Philosophy graduate students Lavender McKittrick-Sweitzer and Jenni Ernst have founded a chapter of the international organization Minorities And Philosophy (MAP) at Ohio State. As of this autumn semester, the group is officially recognized as a MAP chapter.
Through its 47 (and counting) chapters in the U.S., Canada, New Zealand and Australia, MAP encourages discussion about minority issues within the profession, philosophy representing minority perspectives and theoretical issues in the philosophies of gender, race, sexual orientation, disability, and so on (see Our MAP for the Gap).
At Ohio State, the MAP chapter evolved from WiPhi (Women in Philosophy), an informal reading group for women undergraduates, graduate students and faculty. Unlike WiPhi, MAP is an inclusive group -- one does not need to be a member of a minority population to join and participate in the group’s activities -- and it addresses issues relevant to not only women but also other minority populations inside and outside of philosophy.
Jenni states that she sees MAP as a “great opportunity for us as a department to provide a more supportive environment for everyone.”
Assistant Professor Julia Joráti and Visiting Assistant Professor Amy Shuster are serving as the group’s faculty advisors. Julia had cofounded the very first MAP group during her PhD studies at Yale University, and initially suggested that Lavender and Jenni start a chapter at Ohio State as they were considering ways to make WiPhi more active and more inclusive.
During autumn semester, MAP is holding a reading and discussion group on the topic of implicit bias. According to Lavender, this topic was chosen because it is a broad issue that affects many populations, in addition to raising complex philosophical issues. In spring, the reading group will focus on issues surrounding disability, including mental illness (an issue of professional as well as philosophical concern). MAP also plans to host a guest speaker on the theme.
Lavender and Jenni have expressed hope that, in future years, the Ohio State chapter will organize a joint conference with other regional MAP chapters.
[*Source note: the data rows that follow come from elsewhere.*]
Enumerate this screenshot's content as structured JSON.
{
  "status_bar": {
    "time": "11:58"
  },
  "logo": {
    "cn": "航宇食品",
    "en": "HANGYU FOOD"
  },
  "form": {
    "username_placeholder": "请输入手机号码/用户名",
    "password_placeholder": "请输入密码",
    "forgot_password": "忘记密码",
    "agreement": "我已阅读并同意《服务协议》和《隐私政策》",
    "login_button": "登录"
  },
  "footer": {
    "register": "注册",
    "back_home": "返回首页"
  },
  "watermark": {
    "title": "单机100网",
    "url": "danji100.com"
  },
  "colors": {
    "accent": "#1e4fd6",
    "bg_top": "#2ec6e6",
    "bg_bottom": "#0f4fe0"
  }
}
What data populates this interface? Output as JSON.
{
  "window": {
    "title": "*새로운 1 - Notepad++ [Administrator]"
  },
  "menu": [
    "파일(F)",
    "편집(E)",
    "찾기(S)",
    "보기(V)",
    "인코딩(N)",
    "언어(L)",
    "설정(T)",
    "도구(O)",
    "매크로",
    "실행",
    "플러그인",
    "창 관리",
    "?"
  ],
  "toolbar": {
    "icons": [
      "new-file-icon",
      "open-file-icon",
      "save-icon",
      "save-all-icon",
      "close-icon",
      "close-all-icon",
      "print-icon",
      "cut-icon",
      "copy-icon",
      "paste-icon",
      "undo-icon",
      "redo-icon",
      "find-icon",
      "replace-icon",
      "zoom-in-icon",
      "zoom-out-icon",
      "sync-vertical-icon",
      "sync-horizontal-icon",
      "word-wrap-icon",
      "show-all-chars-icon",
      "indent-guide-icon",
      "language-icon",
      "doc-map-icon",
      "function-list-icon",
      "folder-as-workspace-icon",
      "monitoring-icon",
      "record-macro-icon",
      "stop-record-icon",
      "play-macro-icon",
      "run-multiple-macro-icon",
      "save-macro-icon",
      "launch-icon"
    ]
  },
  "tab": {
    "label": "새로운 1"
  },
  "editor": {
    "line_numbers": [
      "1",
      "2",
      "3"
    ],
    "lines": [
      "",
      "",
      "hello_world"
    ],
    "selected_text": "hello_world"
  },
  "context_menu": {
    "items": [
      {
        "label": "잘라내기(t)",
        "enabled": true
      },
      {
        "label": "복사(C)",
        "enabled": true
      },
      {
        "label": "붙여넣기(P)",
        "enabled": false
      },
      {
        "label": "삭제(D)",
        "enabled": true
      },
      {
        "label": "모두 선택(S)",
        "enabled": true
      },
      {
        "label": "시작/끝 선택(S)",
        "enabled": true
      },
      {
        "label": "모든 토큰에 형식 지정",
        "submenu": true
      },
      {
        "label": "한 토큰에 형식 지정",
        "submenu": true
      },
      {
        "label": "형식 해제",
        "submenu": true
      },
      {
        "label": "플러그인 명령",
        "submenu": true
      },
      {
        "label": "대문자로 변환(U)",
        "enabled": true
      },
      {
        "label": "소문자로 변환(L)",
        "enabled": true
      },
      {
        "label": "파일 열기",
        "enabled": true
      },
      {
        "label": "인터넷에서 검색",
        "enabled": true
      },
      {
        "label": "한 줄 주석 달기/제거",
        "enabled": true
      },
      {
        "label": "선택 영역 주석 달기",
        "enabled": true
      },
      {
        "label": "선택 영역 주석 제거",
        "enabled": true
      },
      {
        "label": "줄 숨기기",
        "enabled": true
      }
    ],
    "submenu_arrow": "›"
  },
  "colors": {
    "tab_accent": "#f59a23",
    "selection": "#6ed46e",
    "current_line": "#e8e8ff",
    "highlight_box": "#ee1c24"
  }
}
Describing the vision of the new MAP chapter, Lavender says, “Over the past year there have been many interesting and fruitful discussions both among the graduate students, and between graduate students and faculty, about issues that affect minorities in philosophy. It’s clear that there is a growing interest here at Ohio State surrounding disability, gender identity and race, to mention just a few. We think that MAP can serve as a structured and constructive outlet for members of the department to express their interests. The hope is that this will not only have a positive impact on our department, but the discipline as well.”